Documents submitted to the court on behalf of the tug and bunker suppliers detail how a group of just eight Hanjin vessels scheduled to call at US ports owe these suppliers alone $2.2m.
The vessels are Hanjin Baltimore, under arrest in Panama; Hanjin Bremerhaven, waiting off Panama’s Pacific port of Balboa; Hanjin Miami and Seaspan Efficiency, waiting outside New York and Savannah respectively; Hanjin Scarlet, under embargo in Prince Rupert’s inner anchorage, after terminal, pilot and towage operators refused to service it; and Hanjin Croatia, currently languishing off the Mexican port of Manzanillo after running out of low-sulphur fuel and had to exit the US’s low-sulphur zone
At Los Angeles-Long Beach there are Hanjin Montevideo, embargo at Long Beach, and Hanjin Boston, which is likely to be the creditors’ most pressing case, as it is currently having cargo unloaded and could set sail soon.
All the vessels are charted by Hanjin from non-operating owners, which leaves Hanjin’s creditors dangerously exposed, their lawyers argued.
They said: “None of the vessels to arrive in the US have outbound cargo. Hanjin and/or the owners’ may intend to withdraw [them] all to places where they cannot, because of applicable law, be arrested by in rem maritime lienholders.
“All have significant back, unpaid charter amounts and Hanjin is in default on all of the charters. If the owners have terminated the charters already, Hanjin soon will terminate, likely immediately after the cargo is unloaded in the US,” they said, and requested the court to order Hanjin – or the vessel owners – to post security.
Other vessels chartered by Hanjin have already begun to be returned to their owners. Maersk Sebarok and Maersk Senang have been returned to Maersk. Thew former unloaded its Hanjin cargo at Chennai and will soon dock in Singapore, while Maersk Senang is still unloading in Chennai.
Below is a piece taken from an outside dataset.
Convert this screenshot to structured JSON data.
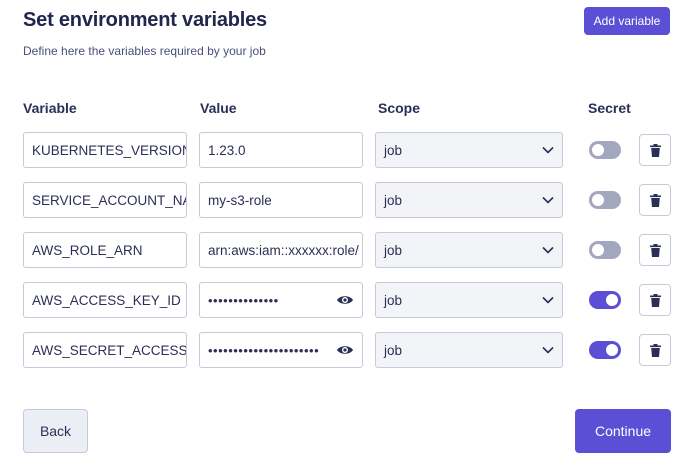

Finally, Seaboxer III has been returned to Greek owner Thenmaris, having unloaded its cargo in Kuwait and is now at anchor off Dubai.